THE Anti-Noise League in parti cular is overjoyed at prospect of motor-cars without gears, outlined this week by a speaker at the British Association's Conference.
The same thought has brought happiness in a more personal way, to householders who for years have been martyrs to " night-starvation" because their houses are on hills, corners and on other un fortunate sites, such as where Ministry of Transport signs bid the motorist, with heavy fines for disobedience, to halt (because of the major road ahead), change into his noisiest gear so that he who is in bed may be assured that this motorist, at least, is a law-abiding citizen.
But psychologists arc worried. They know that particularly at week-ends there are many drivers on the roads who drive for sport, as a relaxation from the dull monotony of officehours. They are young men and women who would suffer if the skill of good driving were reduced by a gear-box. They have spent thou 'sands of hours practising the art of anccessfully changing gear and they get as much thrill from driving well under difficult conditions as a yachtsman gets in a heavy sea.

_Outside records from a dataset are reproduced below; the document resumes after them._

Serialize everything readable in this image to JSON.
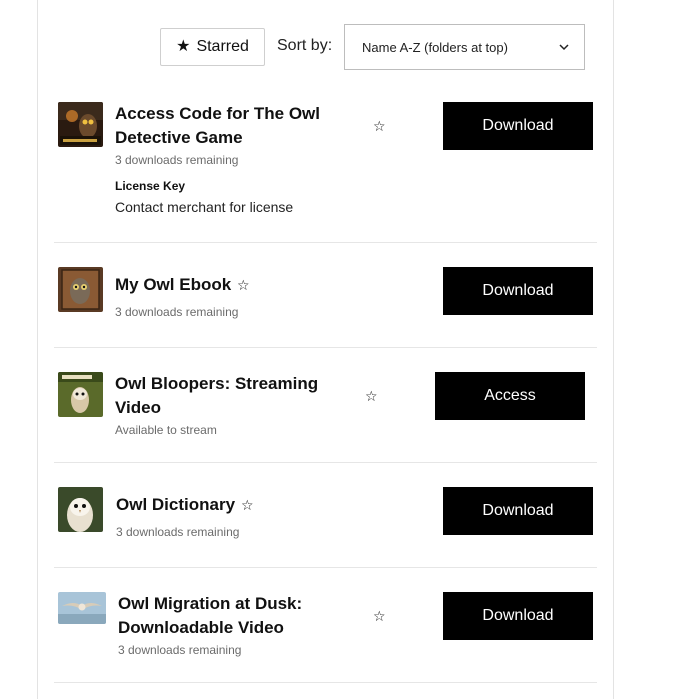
{
  "toolbar": {
    "starred_label": "Starred",
    "sort_label": "Sort by:",
    "sort_value": "Name A-Z (folders at top)"
  },
  "items": [
    {
      "title_line1": "Access Code for The Owl",
      "title_line2": "Detective Game",
      "status": "3 downloads remaining",
      "license_label": "License Key",
      "license_value": "Contact merchant for license",
      "action": "Download",
      "thumb_icon": "owl-detective-game-thumbnail"
    },
    {
      "title": "My Owl Ebook",
      "status": "3 downloads remaining",
      "action": "Download",
      "thumb_icon": "owl-ebook-thumbnail"
    },
    {
      "title_line1": "Owl Bloopers: Streaming",
      "title_line2": "Video",
      "status": "Available to stream",
      "action": "Access",
      "thumb_icon": "owl-bloopers-thumbnail"
    },
    {
      "title": "Owl Dictionary",
      "status": "3 downloads remaining",
      "action": "Download",
      "thumb_icon": "owl-dictionary-thumbnail"
    },
    {
      "title_line1": "Owl Migration at Dusk:",
      "title_line2": "Downloadable Video",
      "status": "3 downloads remaining",
      "action": "Download",
      "thumb_icon": "owl-migration-thumbnail"
    }
  ],
  "colors": {
    "button_bg": "#000000",
    "button_text": "#ffffff",
    "muted_text": "#6b6b6b",
    "divider": "#e6e6e6"
  }
}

To discuss whether the mentality of such people is good or had is of no practical value. For though it is called " escapism " and laughed at nowadays, its existence is as wide now as it was a thousand years ago and will never die.
The optimistic tone of the British Association speaker belies the sceptics who have heard all about gearless cars and frankly believe that they can exist only in fantastic dreams. Nor is there any doubt that when such a form of transmission is perfected it will be applied in cheap cars more strictly than in expensive ones.

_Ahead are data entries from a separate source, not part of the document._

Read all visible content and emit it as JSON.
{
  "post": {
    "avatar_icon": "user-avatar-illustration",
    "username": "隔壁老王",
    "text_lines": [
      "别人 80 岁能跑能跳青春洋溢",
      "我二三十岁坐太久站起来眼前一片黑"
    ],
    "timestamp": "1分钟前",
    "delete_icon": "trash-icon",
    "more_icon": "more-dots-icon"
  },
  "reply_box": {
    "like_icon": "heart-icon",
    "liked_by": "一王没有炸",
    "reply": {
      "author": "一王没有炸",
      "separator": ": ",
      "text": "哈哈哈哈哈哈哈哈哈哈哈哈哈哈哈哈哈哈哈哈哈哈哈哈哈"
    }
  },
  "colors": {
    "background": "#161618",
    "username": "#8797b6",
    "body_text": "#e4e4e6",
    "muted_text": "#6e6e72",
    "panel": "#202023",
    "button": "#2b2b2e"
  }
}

How then will the " escapist" escape? It is improbable that he will give up motoring. It is probable that he will turn into a reckless driver who " escapes " every time he causes an accident or just avoids one.